Author Notes

Philip Robins is University Lecturer in Politics with special reference to the Middle East in the Department of Politics and International Relations at the University of Oxford and a Fellow of St. Antony's College.

Table of Contents

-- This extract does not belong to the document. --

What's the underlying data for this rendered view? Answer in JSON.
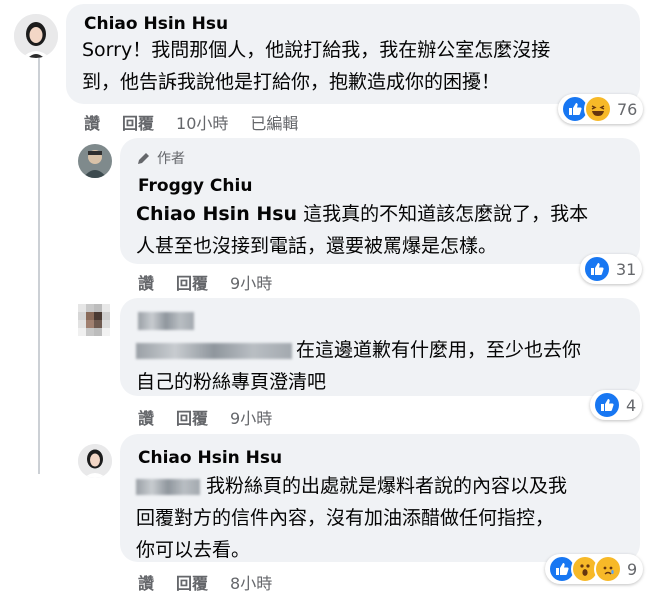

List of illustrationsp. ix
List of tables and mapsp. x
Acknowledgmentsp. xi
Chronologyp. xiii
Introductionp. 1
1 On the Edge of Empirep. 5
Transjordan and its 'dark ages'p. 6
The Ottoman state and its impactp. 8
The post-First World War limbop. 12
2 Founding State and Regimep. 16
Abdullah's consolation prizep. 17
The Sharifian momentp. 20
Regime politics: incorporating social groupsp. 23
Britain and the fate of Transjordanp. 27
Towards administrative consolidationp. 31
3 The Long Road to Independencep. 35
Creating political institutionsp. 36
Incorporating the tribal peripheryp. 40
Political affairs in the Emiratep. 44
Risks and opportunities in the regionp. 47
The Second World Warp. 52
Independence, at lastp. 56
4 Loss of Innocencep. 59
The onset of strifep. 60
A Hashemite dreamp. 64
Unity across the Jordanp. 70
The death of a kingp. 74
5 The Roaring Fiftiesp. 79
A second successionp. 80
New social realitiesp. 82
The accession of Husseinp. 87
The Baghdad Pact and the ousting of Glubbp. 91
The radical challenge from withinp. 94
A coup from the palacep. 99
Rebuilding stabilityp. 102
6 The Road to Disasterp. 105
Wasfi al-Tall and the restp. 106
The drive for economic developmentp. 111
Conflicts across the regionp. 114
The awakening of Palestinian nationalismp. 117
The 1967 warp. 120
Managing the aftermathp. 124
Bloody conflict withinp. 129
7 Illusions of Progressp. 133
Two peoples, one statep. 134
The Road to Rabatp. 136
The October warp. 140
Oil wealth without oilp. 141
The temptation of Camp Davidp. 146
Hussein and Saddam: the odd couplep. 149
Limited domestic reformp. 154
Process, but no peacep. 158
West Bank disengagementp. 163
8 Hussein's Choicesp. 165
While Jordan burnsp. 166
Liberalisation for austerityp. 170
The National Charterp. 174
The Iraq-Kuwait crisisp. 176
The 'break' with Iraqp. 180
Structural adjustmentp. 181
Hussein's gamble on peacep. 184
Democratisation on the backburnerp. 187
Uphill struggle for normalisationp. 190
A messy successionp. 193
9 Abdullah's First Stepsp. 198
Notesp. 205
Bibliographyp. 224
Indexp. 233